ACTIVITY
Report every line of the records beneath this task that holds the string "lederbruker".

INFORMATION SHOWN

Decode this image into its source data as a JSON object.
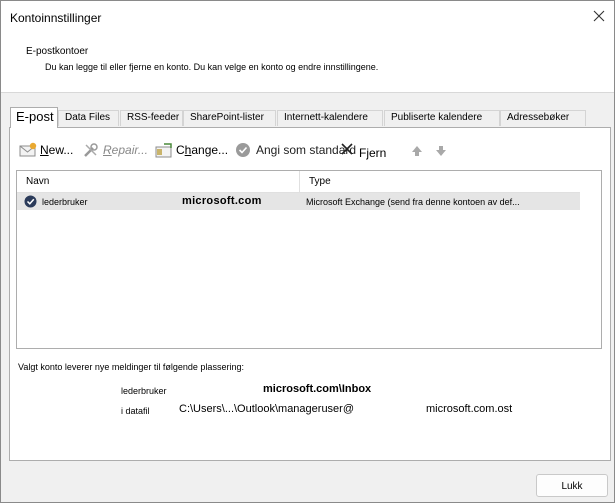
{
  "window": {
    "title": "Kontoinnstillinger"
  },
  "header": {
    "section": "E-postkontoer",
    "description": "Du kan legge til eller fjerne en konto. Du kan velge en konto og endre innstillingene."
  },
  "tabs": [
    {
      "label": "E-post"
    },
    {
      "label": "Data Files"
    },
    {
      "label": "RSS-feeder"
    },
    {
      "label": "SharePoint-lister"
    },
    {
      "label": "Internett-kalendere"
    },
    {
      "label": "Publiserte kalendere"
    },
    {
      "label": "Adressebøker"
    }
  ],
  "toolbar": {
    "new_label": "New...",
    "repair_label": "Repair...",
    "change_label": "Change...",
    "default_label": "Angi som standard",
    "remove_label": "Fjern"
  },
  "list": {
    "columns": [
      "Navn",
      "Type"
    ],
    "rows": [
      {
        "name": "lederbruker",
        "domain": "microsoft.com",
        "type": "Microsoft Exchange (send fra denne kontoen av def..."
      }
    ]
  },
  "delivery": {
    "label": "Valgt konto leverer nye meldinger til følgende plassering:",
    "account": "lederbruker",
    "inbox": "microsoft.com\\Inbox",
    "datafile_label": "i datafil",
    "datafile_path": "C:\\Users\\...\\Outlook\\manageruser@",
    "datafile_domain": "microsoft.com.ost"
  },
  "footer": {
    "close_label": "Lukk"
  }
}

OUTPUT FOR THIS EXERCISE
        "name": "lederbruker",
    "account": "lederbruker",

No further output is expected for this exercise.